From owning a restaurant to a retail boutique, it is not uncommon for today’s entrepreneurs and small business owners to make an income through a variety of ventures.
If you’re running multiple business projects, you’ve probably been stumped on what’s the best way to structure all these ventures. Should you form one corporation to cover them all? Should you form an LLC for each one?
There are three ways to legally structure multiple businesses. Each option has a different set of advantages and disadvantages – and the “right” approach depends on your unique needs. Here’s what to consider:
Option 1: Create a separate corporation or LLC for each venture
You can form an LLC or corporation for each business venture. For example, you can form an LLC for a bookkeeping business and then form another LLC for selling homemade soaps.
While this seems straightforward enough, be aware that this approach will result in considerable paperwork. You’ll need to file separate forms (i.e. Annual Reports, meeting minutes) to the state for each structure. And if you’ve formed Corporations, you’ll need to file separate tax forms for each Corp. If you’re looking to minimize your administrative requirements, consider another option.
There’s one exception to this rule and that’s for real estate investors. If you’re investing in rental properties or other real estate, you may want to consider forming an LLC for each property in order to protect each investment on its own. Then, if Property A is sued, only the assets belonging to LLC A are affected. Your own personal assets are shielded, as well as the assets belonging to Property B, Property C, etc. This is the best way to contain liability in potentially risky ventures.
Option 2: Create one Corporation/LLC and have multiple DBAs under the main Corp/LLC
Your second option is to create one main company as an LLC or Corporation. Then, once that LLC or Corp has been established, it files multiple fictitious business names (also called DBA, doing business as, registrations) for each of the ventures within the same state/county.
With this approach, each business can have the right name and branding for their specific market, while still enjoying the legal protection of the main holding company. When it’s time to file your taxes, you can take the income earned from each DBA and report them in a single tax filing under the main LLC or corporation. Of course, situations vary and you should always consult with an attorney or tax advisor for individual advice regarding your particular situation.
Option 3. Create one Corporation/LLC with other corporations or LLCs under the main holding company
In the third approach, a holding company will own individual Corporations/LLCs for your multiple businesses.
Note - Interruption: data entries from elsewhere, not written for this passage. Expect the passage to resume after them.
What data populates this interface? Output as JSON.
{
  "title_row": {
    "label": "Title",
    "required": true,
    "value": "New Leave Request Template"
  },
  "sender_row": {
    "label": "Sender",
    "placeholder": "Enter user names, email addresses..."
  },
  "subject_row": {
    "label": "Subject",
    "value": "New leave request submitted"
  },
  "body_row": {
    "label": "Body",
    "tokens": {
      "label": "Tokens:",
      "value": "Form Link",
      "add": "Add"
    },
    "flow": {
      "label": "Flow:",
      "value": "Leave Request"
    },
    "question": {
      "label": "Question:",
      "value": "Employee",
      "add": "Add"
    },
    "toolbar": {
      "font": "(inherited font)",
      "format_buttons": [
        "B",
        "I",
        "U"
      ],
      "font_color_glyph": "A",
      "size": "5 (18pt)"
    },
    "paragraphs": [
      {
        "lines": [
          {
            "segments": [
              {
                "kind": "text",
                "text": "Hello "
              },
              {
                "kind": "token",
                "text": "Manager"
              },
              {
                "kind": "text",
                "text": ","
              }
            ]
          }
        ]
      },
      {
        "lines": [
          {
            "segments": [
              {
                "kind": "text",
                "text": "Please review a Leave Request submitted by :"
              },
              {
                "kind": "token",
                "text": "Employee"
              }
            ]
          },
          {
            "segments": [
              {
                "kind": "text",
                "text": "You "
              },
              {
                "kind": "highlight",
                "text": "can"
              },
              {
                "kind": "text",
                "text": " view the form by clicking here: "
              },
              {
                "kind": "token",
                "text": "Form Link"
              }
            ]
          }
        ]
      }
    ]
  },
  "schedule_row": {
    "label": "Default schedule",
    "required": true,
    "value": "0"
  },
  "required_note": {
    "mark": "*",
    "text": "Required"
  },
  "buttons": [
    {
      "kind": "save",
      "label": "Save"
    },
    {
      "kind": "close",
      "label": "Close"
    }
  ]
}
This scenario often comes into play for companies that are looking to be acquired, as well as for those cases where an established company is looking to start a new business (and the established or holding company will fund the new business). The particular tax and legal implications can become complex for this scenario, so consult with a tax advisor and/or attorney for the best way to structure your holding company and its subsidiaries.
Final thought: If you’re working hard to build your businesses, make sure you’re also doing everything you can to protect them.
This was originally written by Nellie Akalp for Small Business Trends